As we were having a dessert course conversation with the dining room table about the development of The Guest House, our current work, and our capital-building & land search, one of our dear friends at the table brought up the concept of suffering.  Its not usually a topic that’s promoted at dinners or even in general culture; often considered a downer in the conversation, we do a lot to avoid bringing this theme up.  And here we were: twelve guests, Joe & Seth, and an exquisite Biscuits & Marshmallow dessert diving head first into the topic. 

Another guest had asked what was important about developing this project in Colorado specifically and we were speaking to the foundational theme of The Guest House being ‘accountability to the land’ – an ethic that asks us to restrict our cuisine to what a specific, local piece of land provides for us.  This restricting of ourselves leads us into places that spur on creativity and allow an identifiable, local cuisine to emerge.  So when our friend brought up suffering, he was speaking to another value that branches out of accountability to the land.  Living in the U.S. in the context of an industrialized, globalized world, has led to an internalization of the idea that we can get whatever we want whenever we want it and that denial and suffering and discipline only serve to obstruct our immediate pleasure.  But the reality of a life lived in accountability to the land is that suffering and discipline are absolutely required as part of the path to creativity, joy, nourishment, and security.  Our friend spoke to the realities we have distanced ourselves from in our food of the suffering of animals in death, and the suffering of plants in the harvest, and the suffering of ourselves in the difficult work of stewarding the land and feeding ourselves from it honestly.  And also the seeming paradox that it is in those sufferings that we find our greatest joys and inspiration in feeding those we love, and building relationships with those animals, and creating food that connects us to memory and to each other.  This kind of suffering isn’t one of martyrdom.  It is one that only can come from the source of love.  A love of our own bodies and worth, a love of the land, a love of other beings who share this land with us, and a love of each other. 

We loved that this was our dessert conversation because it speaks to the space this project is already opening up for all of us to live in more explicit ways with each other and with the land.  We can be fierce in the truth of the reality of our lives and bold in our love for each other, and if we continue to foster the spaces for that truth and love through the practice of hospitality and the cooking of food, then we are already living into the work we have said we will do at The Guest House.

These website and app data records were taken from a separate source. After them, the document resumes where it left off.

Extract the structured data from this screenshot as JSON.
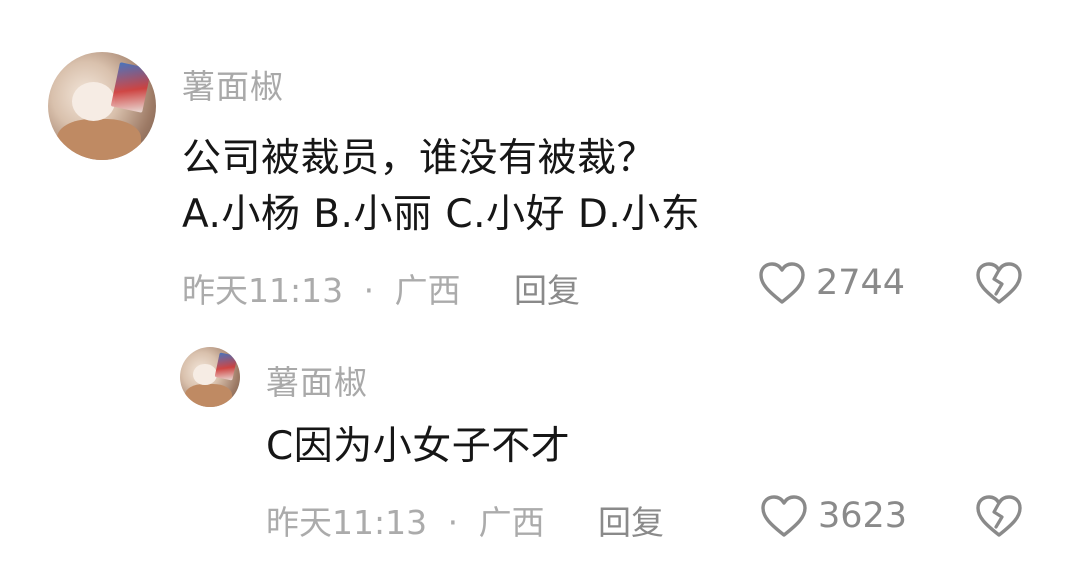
{
  "comments": [
    {
      "username": "薯面椒",
      "text_lines": [
        "公司被裁员，谁没有被裁？",
        "A.小杨 B.小丽 C.小好 D.小东"
      ],
      "time": "昨天11:13",
      "separator": "·",
      "location": "广西",
      "reply_label": "回复",
      "like_count": "2744"
    }
  ],
  "replies": [
    {
      "username": "薯面椒",
      "text": "C因为小女子不才",
      "time": "昨天11:13",
      "separator": "·",
      "location": "广西",
      "reply_label": "回复",
      "like_count": "3623"
    }
  ],
  "icons": {
    "like": "heart-outline-icon",
    "dislike": "broken-heart-icon"
  },
  "colors": {
    "username": "#a9a9a9",
    "text": "#161616",
    "meta": "#ababab",
    "action": "#8a8a8a"
  }
}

We’re so thankful for all of those who show up at our table to do this work with us. 

seth o'donovan